… shall we and why not buy a goddamn big car, drive.


He sd, for christ’s sake, look out where you’re going.

Creeley might have said different things on different occasions regarding an authoritative way of reading the poem, the suggestion of which, I believe, goes against the multiplicities of voice that Creeley sets up even single speakers as having in the characteristic contours of his sense of the sentence.  It was reported to me by a poet in a class I did not take that Creeley, perhaps jokingly, perhaps not, suggested that the TV show title Murder, She Wrote was a rip-off of “drive, he sd” from this poem (Clibbens) – an indication that Creeley was very aware he had put a comma there and not a period, as the internet-quoted interview suggests.
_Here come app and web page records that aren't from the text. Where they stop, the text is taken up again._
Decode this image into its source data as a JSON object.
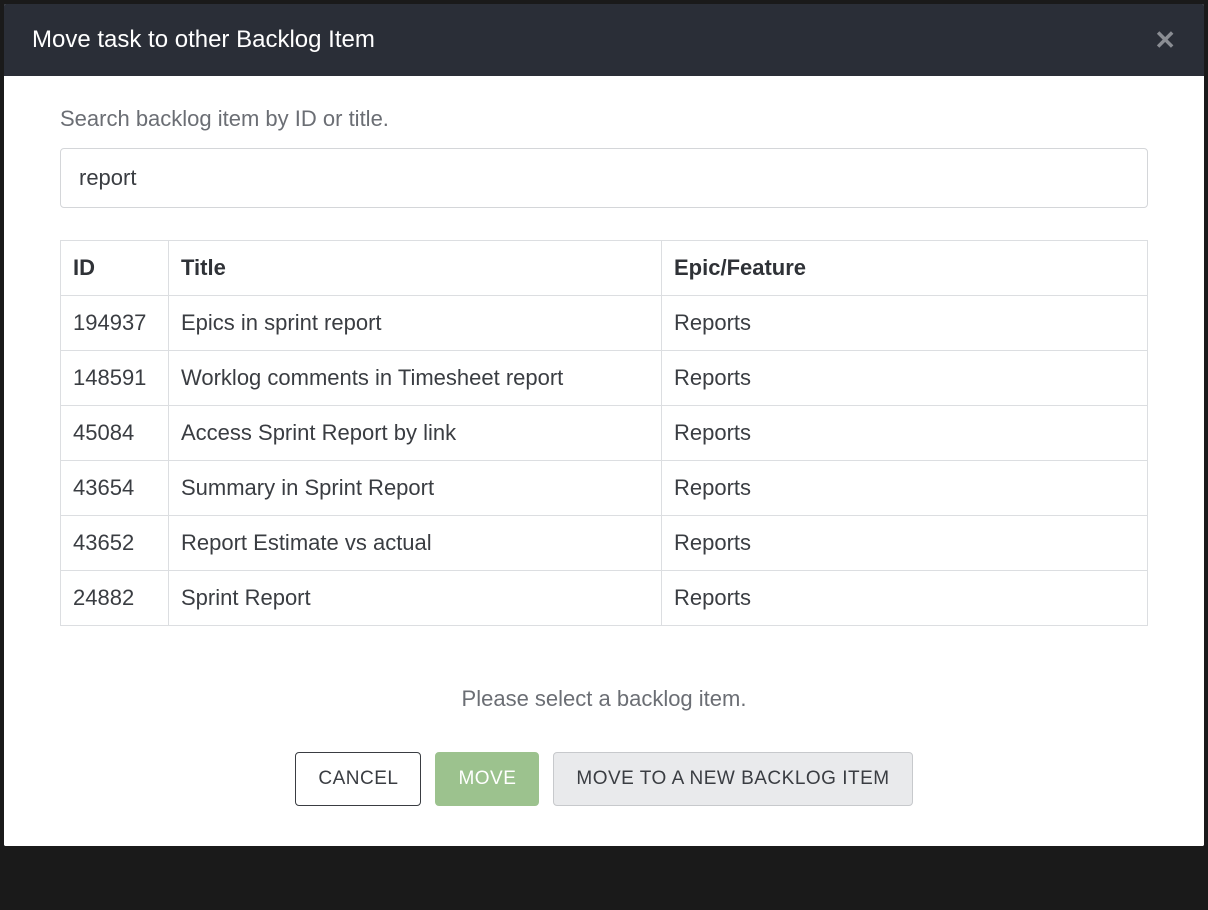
{
  "modal": {
    "title": "Move task to other Backlog Item",
    "close_symbol": "✕"
  },
  "search": {
    "label": "Search backlog item by ID or title.",
    "value": "report"
  },
  "table": {
    "headers": {
      "id": "ID",
      "title": "Title",
      "epic": "Epic/Feature"
    },
    "rows": [
      {
        "id": "194937",
        "title": "Epics in sprint report",
        "epic": "Reports"
      },
      {
        "id": "148591",
        "title": "Worklog comments in Timesheet report",
        "epic": "Reports"
      },
      {
        "id": "45084",
        "title": "Access Sprint Report by link",
        "epic": "Reports"
      },
      {
        "id": "43654",
        "title": "Summary in Sprint Report",
        "epic": "Reports"
      },
      {
        "id": "43652",
        "title": "Report Estimate vs actual",
        "epic": "Reports"
      },
      {
        "id": "24882",
        "title": "Sprint Report",
        "epic": "Reports"
      }
    ]
  },
  "hint": "Please select a backlog item.",
  "buttons": {
    "cancel": "CANCEL",
    "move": "MOVE",
    "new_backlog": "MOVE TO A NEW BACKLOG ITEM"
  }
}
These senses of sentence are part of Buffalo’s legacy for me, and are less a particular method of sentence-writing than a shared desire to meditate upon sentence writing and engage in a practice of self-conscious crafting of sentences.  Think Buffalo, think the sentence.  Buffalo buffalo Buffalo buffalo buffalo buffalo Buffalo buffalo.  Can’t do that with Boston.  Can’t do that with Chicago.  Can’t do that with New York.  Can’t do that with Providence.  Well, come to think of it, maybe you can do that with Providence: “Providence providence Providence providence providence providence Providence providence.”

You think? Well, someone else can write about that.

Works Cited

Baxter III, E. R. Niagara Digressions.  Buffalo: Starcherone, 2012.

Clibbens, Marten.  Personal interview.  nd.

Coetzee, J.M.  Disgrace.  New York: Penguin, 1999.

—.  Waiting for the Barbarians.  1982.  New York: Penguin, 2010.

Cooney, Seamus.  “Robert Creeley’s ‘I Know a Man.’”  April 1997.  Web.  8 Mar 2013.

Creeley, Robert.  Autobiography.  New York: Hanuman, 1990.

—.  So There: Poems 1976-83.  New York: New Directions, 1998.

Federman, Raymond.  The Twofold Vibration. 1982.  Los Angeles: Green Integer, 2000.

Stein, Gertrude.  Tender Buttons.  1914.  Modernism: An Anthology.  Ed. Lawrence Rainey.  Malden, MA: Blackwell, 2005.

Ted Pelton is the author of Malcolm and Jack, the novellas Bartleby, the Sportscaster and Bhang, and the short story collection Endorsed by Jack Chapeau 2 an even greater extent, released in an expanded 2nd edition in 2006.  He has received fellowships from the National Endowment for the Arts, the Isherwood Foundation, and Vermont Studio Center for his fiction, and a Best of Western New York award as Best Fiction Writer from Buffalo Spree magazine in 2006.  His stories have appeared in WebdelSol, Brooklyn Rail, Fiction International, and in the anthologies The Art of Friction and The &Now Awards, among other venues.  He is also the founder and publisher of Starcherone Books, a non-profit publisher of fiction that recently celebrated its thirteenth anniversary.  A Professor of Humanities at Medaille College, he lives in Buffalo, NY.

ASF Reads